No, burping does not worsen the baby’s reflux symptoms; rather, it aids in relieving such symptoms. It is an essential step followed by feeding babies, as the babies spend most of their time sleeping. During feeding, the infants swallow air that gets trapped within the stomach to cause reflux symptoms. At the same time, burping the babies aids in relieving the babies from such trapped air. Consult the pediatrician to get the best advice on burping techniques.


Does Overfeeding My Baby Cause Reflux?

Yes, overfeeding babies may result in gastroesophageal reflux. In addition, the following symptoms may occur on overfeeding a baby:
- Vomiting.
- Spitting up.
- Gagging.
- Crying and crankiness.
- Burping.
To prevent this,
- Feed your baby every two to four-hour intervals.
- Do not overfeed.
- Burp your babies after one to two ounces of feeding.
- Hold the baby in an upright position for 30 minutes before bedtime.


Does GERD in Babies Lead To Diarrhea?

Gastroesophageal reflux disease may result in changes in bowel symptoms in babies. The high acid content in the stomach may irritate the digestive system and result in loose and frequent stools. It results in excess loss of body fluids. As a result, the poop may appear yellow. Factors like spicy food, overfeeding, and stress may worsen the condition. It is advisable to visit a pediatrician to relieve the babies from bowel changes.


Does GERD Go Away in Infants?

Gastroesophageal reflux disease in infants is a treatable condition. The symptoms are usually high during the 4th month, and it resolves within 12 to 18 months. It is infrequent for the situation to last after 24 months. If it persists, it may cause the following signs:
- Wheezing.
- Cough.
- Poor weight gain.


How to Treat a Child’s Acid Reflux Cough?

Frequent cough is also a common symptom of persisting GERD in infants or toddlers. It is advised to follow the below-listed methods to avoid severe symptoms like cough,
- Avoid fried foods, caffeine, tea, soda, citrus fruits, etc.
- Do not overfeed in one sitting; instead, split the food into smaller portions and offer them at equal intervals.
- Avoid feeding two to three hours before bedtime.
- Avoid certain medications like antidepressants and antihistamines that increase GERD symptoms.

Article Resources

Last reviewed at:
10 Jan 2023  -  4 min read




Comprehensive Medical Second Opinion.Submit your Case

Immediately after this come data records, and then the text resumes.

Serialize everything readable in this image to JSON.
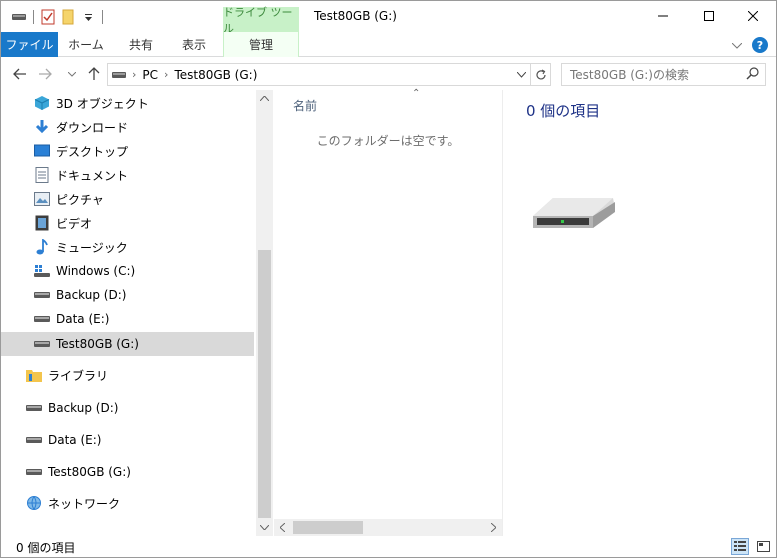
{
  "window": {
    "title": "Test80GB (G:)",
    "contextual_tab_header": "ドライブ ツール"
  },
  "ribbon": {
    "tabs": {
      "file": "ファイル",
      "home": "ホーム",
      "share": "共有",
      "view": "表示",
      "manage": "管理"
    },
    "help_glyph": "?"
  },
  "address": {
    "crumbs": [
      "PC",
      "Test80GB (G:)"
    ],
    "search_placeholder": "Test80GB (G:)の検索"
  },
  "nav_pane": {
    "items": [
      {
        "label": "3D オブジェクト",
        "icon": "3d-objects-icon"
      },
      {
        "label": "ダウンロード",
        "icon": "downloads-icon"
      },
      {
        "label": "デスクトップ",
        "icon": "desktop-icon"
      },
      {
        "label": "ドキュメント",
        "icon": "documents-icon"
      },
      {
        "label": "ピクチャ",
        "icon": "pictures-icon"
      },
      {
        "label": "ビデオ",
        "icon": "videos-icon"
      },
      {
        "label": "ミュージック",
        "icon": "music-icon"
      },
      {
        "label": "Windows (C:)",
        "icon": "windows-drive-icon"
      },
      {
        "label": "Backup (D:)",
        "icon": "drive-icon"
      },
      {
        "label": "Data (E:)",
        "icon": "drive-icon"
      },
      {
        "label": "Test80GB (G:)",
        "icon": "drive-icon",
        "selected": true
      }
    ],
    "root_items": [
      {
        "label": "ライブラリ",
        "icon": "libraries-icon"
      },
      {
        "label": "Backup (D:)",
        "icon": "drive-icon"
      },
      {
        "label": "Data (E:)",
        "icon": "drive-icon"
      },
      {
        "label": "Test80GB (G:)",
        "icon": "drive-icon"
      },
      {
        "label": "ネットワーク",
        "icon": "network-icon"
      }
    ]
  },
  "content": {
    "column_name": "名前",
    "empty_message": "このフォルダーは空です。"
  },
  "details_pane": {
    "item_count": "0 個の項目"
  },
  "status_bar": {
    "item_count": "0 個の項目"
  },
  "colors": {
    "file_tab": "#1979ca",
    "drive_tools": "#c8f1c8",
    "selection": "#d9d9d9",
    "details_title": "#1e3287"
  }
}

Related Questions & Answers

Fundamental Facts About Flu or Influenza

Article Overview: ‘Flu’ can be a commonly-heard-of term, but its complications are unheard of. Read the article to gain fundamental knowledge about influenza to prevent its occurrence. Read Article

Agatha Nzou Mwia
Agatha Nzou Mwia
General Practitioner

What Is Influenza? Influenza is a common viral infection that can be deadly, especially in high-risk groups. It is a respiratory infection that can spread even before the person knows that they are infected. Many people confuse the flu with the common cold. Both are different in terms of their sever...  Read Article

Popular Articles Most Popular Articles

Do you have a question on Gerd In Infants or ?

Ask a Doctor Online

* guaranteed answer within 4 hours.

Disclaimer: No content published on this website is intended to be a substitute for professional medical diagnosis, advice or treatment by a trained physician. Seek advice from your physician or other qualified healthcare providers with questions you may have regarding your symptoms and medical condition for a complete medical diagnosis. Do not delay or disregard seeking professional medical advice because of something you have read on this website. Read our Editorial Process to know how we create content for health articles and queries.